*Exercise details*. Give the records again in full, exactly as they are.

*Information shown*.
============================================================

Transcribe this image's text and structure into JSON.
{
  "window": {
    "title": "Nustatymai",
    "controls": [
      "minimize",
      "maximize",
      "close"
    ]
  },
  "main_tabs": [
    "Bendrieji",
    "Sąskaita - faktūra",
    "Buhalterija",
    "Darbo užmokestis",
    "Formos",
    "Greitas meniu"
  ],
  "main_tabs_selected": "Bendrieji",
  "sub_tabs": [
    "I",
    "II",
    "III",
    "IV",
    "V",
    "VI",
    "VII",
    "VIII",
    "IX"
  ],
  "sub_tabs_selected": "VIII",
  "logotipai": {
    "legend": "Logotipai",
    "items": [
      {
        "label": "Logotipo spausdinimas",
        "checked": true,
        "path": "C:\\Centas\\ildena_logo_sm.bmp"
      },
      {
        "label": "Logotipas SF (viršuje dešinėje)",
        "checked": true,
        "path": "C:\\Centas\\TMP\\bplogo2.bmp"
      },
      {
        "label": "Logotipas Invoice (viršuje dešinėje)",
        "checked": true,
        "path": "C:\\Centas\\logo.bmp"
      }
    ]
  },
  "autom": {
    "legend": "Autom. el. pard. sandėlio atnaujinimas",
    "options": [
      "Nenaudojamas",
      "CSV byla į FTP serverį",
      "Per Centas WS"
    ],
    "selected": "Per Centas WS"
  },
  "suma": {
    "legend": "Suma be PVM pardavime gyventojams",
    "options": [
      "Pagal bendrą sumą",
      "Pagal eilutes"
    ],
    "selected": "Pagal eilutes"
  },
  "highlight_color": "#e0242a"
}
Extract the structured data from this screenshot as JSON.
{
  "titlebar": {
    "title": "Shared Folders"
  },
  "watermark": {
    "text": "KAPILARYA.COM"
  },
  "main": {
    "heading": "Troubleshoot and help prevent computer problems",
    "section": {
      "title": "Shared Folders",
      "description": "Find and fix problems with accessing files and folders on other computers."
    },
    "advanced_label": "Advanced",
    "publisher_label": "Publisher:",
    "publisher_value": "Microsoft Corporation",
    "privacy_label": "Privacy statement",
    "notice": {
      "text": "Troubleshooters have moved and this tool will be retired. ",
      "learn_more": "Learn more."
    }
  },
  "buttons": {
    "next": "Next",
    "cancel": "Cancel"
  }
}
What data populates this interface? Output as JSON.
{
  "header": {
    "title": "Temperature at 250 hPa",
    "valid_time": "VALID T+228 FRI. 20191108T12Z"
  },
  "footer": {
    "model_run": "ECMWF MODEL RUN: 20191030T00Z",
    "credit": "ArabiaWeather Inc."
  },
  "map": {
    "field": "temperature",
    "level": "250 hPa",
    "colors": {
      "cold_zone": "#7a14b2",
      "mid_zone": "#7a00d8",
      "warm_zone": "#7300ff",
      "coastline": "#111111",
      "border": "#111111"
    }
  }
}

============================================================

*Expected answer*.
Transcribe this image's text and structure into JSON.
{
  "window": {
    "title": "Nustatymai",
    "controls": [
      "minimize",
      "maximize",
      "close"
    ]
  },
  "main_tabs": [
    "Bendrieji",
    "Sąskaita - faktūra",
    "Buhalterija",
    "Darbo užmokestis",
    "Formos",
    "Greitas meniu"
  ],
  "main_tabs_selected": "Bendrieji",
  "sub_tabs": [
    "I",
    "II",
    "III",
    "IV",
    "V",
    "VI",
    "VII",
    "VIII",
    "IX"
  ],
  "sub_tabs_selected": "VIII",
  "logotipai": {
    "legend": "Logotipai",
    "items": [
      {
        "label": "Logotipo spausdinimas",
        "checked": true,
        "path": "C:\\Centas\\ildena_logo_sm.bmp"
      },
      {
        "label": "Logotipas SF (viršuje dešinėje)",
        "checked": true,
        "path": "C:\\Centas\\TMP\\bplogo2.bmp"
      },
      {
        "label": "Logotipas Invoice (viršuje dešinėje)",
        "checked": true,
        "path": "C:\\Centas\\logo.bmp"
      }
    ]
  },
  "autom": {
    "legend": "Autom. el. pard. sandėlio atnaujinimas",
    "options": [
      "Nenaudojamas",
      "CSV byla į FTP serverį",
      "Per Centas WS"
    ],
    "selected": "Per Centas WS"
  },
  "suma": {
    "legend": "Suma be PVM pardavime gyventojams",
    "options": [
      "Pagal bendrą sumą",
      "Pagal eilutes"
    ],
    "selected": "Pagal eilutes"
  },
  "highlight_color": "#e0242a"
}
Extract the structured data from this screenshot as JSON.
{
  "titlebar": {
    "title": "Shared Folders"
  },
  "watermark": {
    "text": "KAPILARYA.COM"
  },
  "main": {
    "heading": "Troubleshoot and help prevent computer problems",
    "section": {
      "title": "Shared Folders",
      "description": "Find and fix problems with accessing files and folders on other computers."
    },
    "advanced_label": "Advanced",
    "publisher_label": "Publisher:",
    "publisher_value": "Microsoft Corporation",
    "privacy_label": "Privacy statement",
    "notice": {
      "text": "Troubleshooters have moved and this tool will be retired. ",
      "learn_more": "Learn more."
    }
  },
  "buttons": {
    "next": "Next",
    "cancel": "Cancel"
  }
}
What data populates this interface? Output as JSON.
{
  "header": {
    "title": "Temperature at 250 hPa",
    "valid_time": "VALID T+228 FRI. 20191108T12Z"
  },
  "footer": {
    "model_run": "ECMWF MODEL RUN: 20191030T00Z",
    "credit": "ArabiaWeather Inc."
  },
  "map": {
    "field": "temperature",
    "level": "250 hPa",
    "colors": {
      "cold_zone": "#7a14b2",
      "mid_zone": "#7a00d8",
      "warm_zone": "#7300ff",
      "coastline": "#111111",
      "border": "#111111"
    }
  }
}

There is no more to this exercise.